*** Begin section ***

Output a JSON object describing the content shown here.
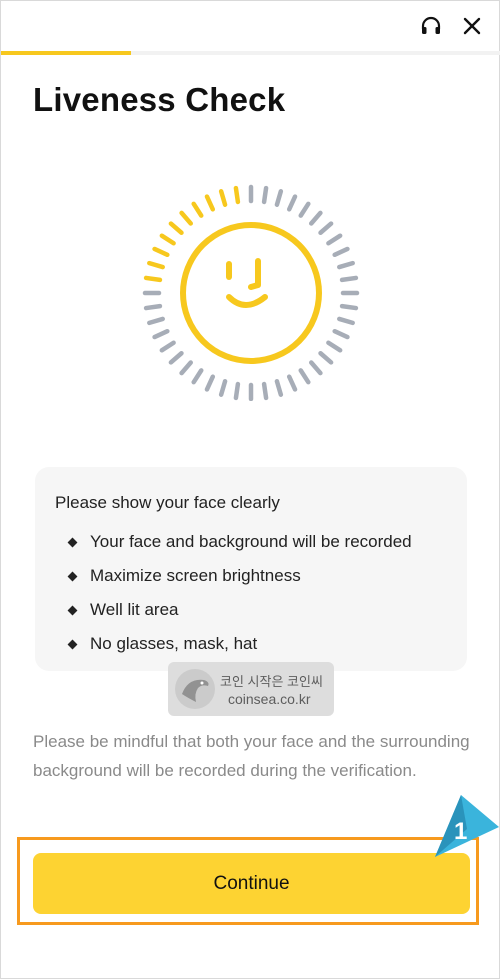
{
  "header": {
    "support_icon": "headset-icon",
    "close_icon": "close-icon"
  },
  "progress": {
    "fraction": 0.26,
    "color": "#f7c81e"
  },
  "title": "Liveness Check",
  "illustration": {
    "icon": "smiley-face-icon",
    "accent": "#f7c81e",
    "ring_secondary": "#a7adb7"
  },
  "info": {
    "heading": "Please show your face clearly",
    "items": [
      "Your face and background will be recorded",
      "Maximize screen brightness",
      "Well lit area",
      "No glasses, mask, hat"
    ]
  },
  "watermark": {
    "korean": "코인 시작은 코인씨",
    "url": "coinsea.co.kr"
  },
  "note": "Please be mindful that both your face and the surrounding background will be recorded during the verification.",
  "cta": {
    "label": "Continue",
    "color": "#fdd332"
  },
  "annotation": {
    "number": "1",
    "outline_color": "#f79a1e",
    "arrow_color": "#3ab4dc"
  }
}
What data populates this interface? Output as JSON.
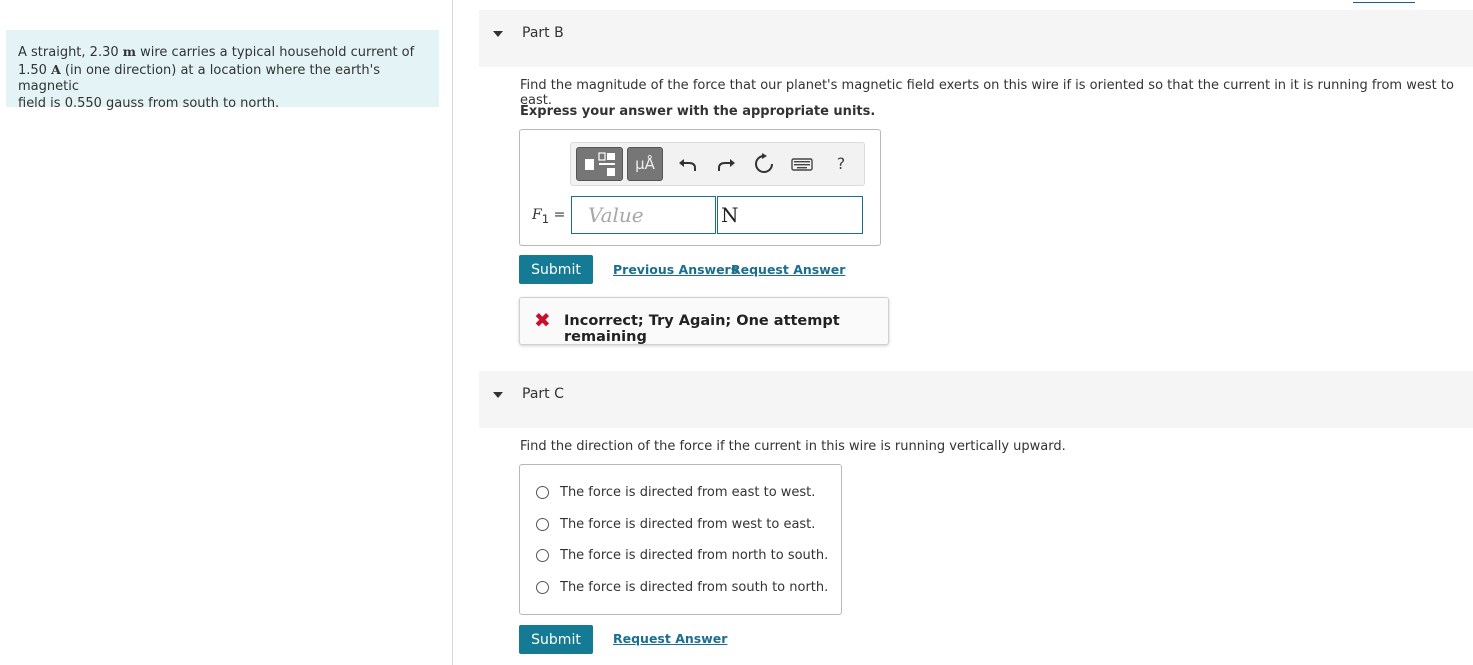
{
  "problem": {
    "text_1": "A straight, 2.30 ",
    "unit_m": "m",
    "text_2": " wire carries a typical household current of",
    "text_3": "1.50 ",
    "unit_A": "A",
    "text_4": " (in one direction) at a location where the earth's magnetic",
    "text_5": "field is 0.550 gauss from south to north."
  },
  "partB": {
    "title": "Part B",
    "prompt": "Find the magnitude of the force that our planet's magnetic field exerts on this wire if is oriented so that the current in it is running from west to east.",
    "instruction": "Express your answer with the appropriate units.",
    "toolbar": {
      "units_label": "μÅ",
      "help_label": "?"
    },
    "variable_base": "F",
    "variable_sub": "1",
    "equals": "=",
    "value_placeholder": "Value",
    "unit_value": "N",
    "submit_label": "Submit",
    "previous_answers_label": "Previous Answers",
    "request_answer_label": "Request Answer",
    "feedback_icon": "✖",
    "feedback_text": "Incorrect; Try Again; One attempt remaining"
  },
  "partC": {
    "title": "Part C",
    "prompt": "Find the direction of the force if the current in this wire is running vertically upward.",
    "options": [
      "The force is directed from east to west.",
      "The force is directed from west to east.",
      "The force is directed from north to south.",
      "The force is directed from south to north."
    ],
    "submit_label": "Submit",
    "request_answer_label": "Request Answer"
  },
  "colors": {
    "accent": "#157a93",
    "link": "#1a6f8f",
    "problem_bg": "#e4f4f6",
    "error": "#c8102e"
  }
}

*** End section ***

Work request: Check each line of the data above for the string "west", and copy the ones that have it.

Written reply:
    "prompt": "Find the magnitude of the force that our planet's magnetic field exerts on this wire if is oriented so that the current in it is running from west to east.",
      "The force is directed from east to west.",
      "The force is directed from west to east.",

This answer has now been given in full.